_Directions_. The answer consists solely of the data below, reproduced exactly.
══ Data listing
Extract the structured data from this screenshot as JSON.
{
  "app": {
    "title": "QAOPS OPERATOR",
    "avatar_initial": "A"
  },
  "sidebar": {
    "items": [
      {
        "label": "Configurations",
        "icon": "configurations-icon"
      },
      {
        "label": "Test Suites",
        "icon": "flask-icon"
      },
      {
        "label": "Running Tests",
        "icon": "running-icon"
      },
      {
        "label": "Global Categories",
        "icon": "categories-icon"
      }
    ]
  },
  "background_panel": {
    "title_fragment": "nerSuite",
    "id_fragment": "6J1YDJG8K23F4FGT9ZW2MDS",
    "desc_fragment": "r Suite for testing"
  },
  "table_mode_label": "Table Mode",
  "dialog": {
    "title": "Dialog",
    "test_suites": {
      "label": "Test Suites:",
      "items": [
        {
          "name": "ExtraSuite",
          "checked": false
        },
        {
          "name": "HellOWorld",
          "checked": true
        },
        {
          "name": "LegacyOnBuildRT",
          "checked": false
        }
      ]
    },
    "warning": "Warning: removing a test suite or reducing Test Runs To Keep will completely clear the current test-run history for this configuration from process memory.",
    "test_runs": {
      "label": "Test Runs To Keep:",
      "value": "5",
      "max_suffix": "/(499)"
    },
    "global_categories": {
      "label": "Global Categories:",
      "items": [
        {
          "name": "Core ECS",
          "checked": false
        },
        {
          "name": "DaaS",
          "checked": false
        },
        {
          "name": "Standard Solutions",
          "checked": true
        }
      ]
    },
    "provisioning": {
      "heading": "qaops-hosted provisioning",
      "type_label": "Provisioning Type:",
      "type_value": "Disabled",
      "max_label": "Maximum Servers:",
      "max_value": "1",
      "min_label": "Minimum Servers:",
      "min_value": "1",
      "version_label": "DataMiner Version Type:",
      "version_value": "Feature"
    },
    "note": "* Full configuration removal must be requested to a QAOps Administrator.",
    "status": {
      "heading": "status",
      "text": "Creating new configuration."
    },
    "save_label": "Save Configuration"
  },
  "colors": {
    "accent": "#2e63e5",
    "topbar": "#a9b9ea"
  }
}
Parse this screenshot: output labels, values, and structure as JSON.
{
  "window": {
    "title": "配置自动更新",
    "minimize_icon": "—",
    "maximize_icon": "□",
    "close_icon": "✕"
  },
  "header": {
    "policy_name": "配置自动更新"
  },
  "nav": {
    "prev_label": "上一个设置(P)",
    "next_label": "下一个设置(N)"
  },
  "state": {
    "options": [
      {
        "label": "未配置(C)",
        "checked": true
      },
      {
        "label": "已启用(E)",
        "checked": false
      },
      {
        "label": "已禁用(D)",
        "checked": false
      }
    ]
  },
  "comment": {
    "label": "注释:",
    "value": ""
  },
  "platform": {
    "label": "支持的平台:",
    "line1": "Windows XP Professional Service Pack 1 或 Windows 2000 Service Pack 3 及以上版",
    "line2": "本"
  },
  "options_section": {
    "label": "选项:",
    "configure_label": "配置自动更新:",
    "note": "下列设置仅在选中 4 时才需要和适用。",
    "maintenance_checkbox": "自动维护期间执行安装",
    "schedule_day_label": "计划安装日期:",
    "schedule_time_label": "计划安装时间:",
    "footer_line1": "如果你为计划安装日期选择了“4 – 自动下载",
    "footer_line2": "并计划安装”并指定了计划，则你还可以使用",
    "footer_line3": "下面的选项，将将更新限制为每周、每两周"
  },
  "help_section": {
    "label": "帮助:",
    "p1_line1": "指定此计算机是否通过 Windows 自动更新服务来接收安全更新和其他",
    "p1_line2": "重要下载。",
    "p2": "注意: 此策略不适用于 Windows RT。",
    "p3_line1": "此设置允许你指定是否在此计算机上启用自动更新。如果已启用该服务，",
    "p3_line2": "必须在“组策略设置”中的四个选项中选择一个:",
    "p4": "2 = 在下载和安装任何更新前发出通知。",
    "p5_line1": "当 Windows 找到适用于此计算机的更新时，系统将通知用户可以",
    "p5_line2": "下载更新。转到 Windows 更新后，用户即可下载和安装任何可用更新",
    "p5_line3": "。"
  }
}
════
_Output of the exercise_.
Extract the structured data from this screenshot as JSON.
{
  "app": {
    "title": "QAOPS OPERATOR",
    "avatar_initial": "A"
  },
  "sidebar": {
    "items": [
      {
        "label": "Configurations",
        "icon": "configurations-icon"
      },
      {
        "label": "Test Suites",
        "icon": "flask-icon"
      },
      {
        "label": "Running Tests",
        "icon": "running-icon"
      },
      {
        "label": "Global Categories",
        "icon": "categories-icon"
      }
    ]
  },
  "background_panel": {
    "title_fragment": "nerSuite",
    "id_fragment": "6J1YDJG8K23F4FGT9ZW2MDS",
    "desc_fragment": "r Suite for testing"
  },
  "table_mode_label": "Table Mode",
  "dialog": {
    "title": "Dialog",
    "test_suites": {
      "label": "Test Suites:",
      "items": [
        {
          "name": "ExtraSuite",
          "checked": false
        },
        {
          "name": "HellOWorld",
          "checked": true
        },
        {
          "name": "LegacyOnBuildRT",
          "checked": false
        }
      ]
    },
    "warning": "Warning: removing a test suite or reducing Test Runs To Keep will completely clear the current test-run history for this configuration from process memory.",
    "test_runs": {
      "label": "Test Runs To Keep:",
      "value": "5",
      "max_suffix": "/(499)"
    },
    "global_categories": {
      "label": "Global Categories:",
      "items": [
        {
          "name": "Core ECS",
          "checked": false
        },
        {
          "name": "DaaS",
          "checked": false
        },
        {
          "name": "Standard Solutions",
          "checked": true
        }
      ]
    },
    "provisioning": {
      "heading": "qaops-hosted provisioning",
      "type_label": "Provisioning Type:",
      "type_value": "Disabled",
      "max_label": "Maximum Servers:",
      "max_value": "1",
      "min_label": "Minimum Servers:",
      "min_value": "1",
      "version_label": "DataMiner Version Type:",
      "version_value": "Feature"
    },
    "note": "* Full configuration removal must be requested to a QAOps Administrator.",
    "status": {
      "heading": "status",
      "text": "Creating new configuration."
    },
    "save_label": "Save Configuration"
  },
  "colors": {
    "accent": "#2e63e5",
    "topbar": "#a9b9ea"
  }
}
Parse this screenshot: output labels, values, and structure as JSON.
{
  "window": {
    "title": "配置自动更新",
    "minimize_icon": "—",
    "maximize_icon": "□",
    "close_icon": "✕"
  },
  "header": {
    "policy_name": "配置自动更新"
  },
  "nav": {
    "prev_label": "上一个设置(P)",
    "next_label": "下一个设置(N)"
  },
  "state": {
    "options": [
      {
        "label": "未配置(C)",
        "checked": true
      },
      {
        "label": "已启用(E)",
        "checked": false
      },
      {
        "label": "已禁用(D)",
        "checked": false
      }
    ]
  },
  "comment": {
    "label": "注释:",
    "value": ""
  },
  "platform": {
    "label": "支持的平台:",
    "line1": "Windows XP Professional Service Pack 1 或 Windows 2000 Service Pack 3 及以上版",
    "line2": "本"
  },
  "options_section": {
    "label": "选项:",
    "configure_label": "配置自动更新:",
    "note": "下列设置仅在选中 4 时才需要和适用。",
    "maintenance_checkbox": "自动维护期间执行安装",
    "schedule_day_label": "计划安装日期:",
    "schedule_time_label": "计划安装时间:",
    "footer_line1": "如果你为计划安装日期选择了“4 – 自动下载",
    "footer_line2": "并计划安装”并指定了计划，则你还可以使用",
    "footer_line3": "下面的选项，将将更新限制为每周、每两周"
  },
  "help_section": {
    "label": "帮助:",
    "p1_line1": "指定此计算机是否通过 Windows 自动更新服务来接收安全更新和其他",
    "p1_line2": "重要下载。",
    "p2": "注意: 此策略不适用于 Windows RT。",
    "p3_line1": "此设置允许你指定是否在此计算机上启用自动更新。如果已启用该服务，",
    "p3_line2": "必须在“组策略设置”中的四个选项中选择一个:",
    "p4": "2 = 在下载和安装任何更新前发出通知。",
    "p5_line1": "当 Windows 找到适用于此计算机的更新时，系统将通知用户可以",
    "p5_line2": "下载更新。转到 Windows 更新后，用户即可下载和安装任何可用更新",
    "p5_line3": "。"
  }
}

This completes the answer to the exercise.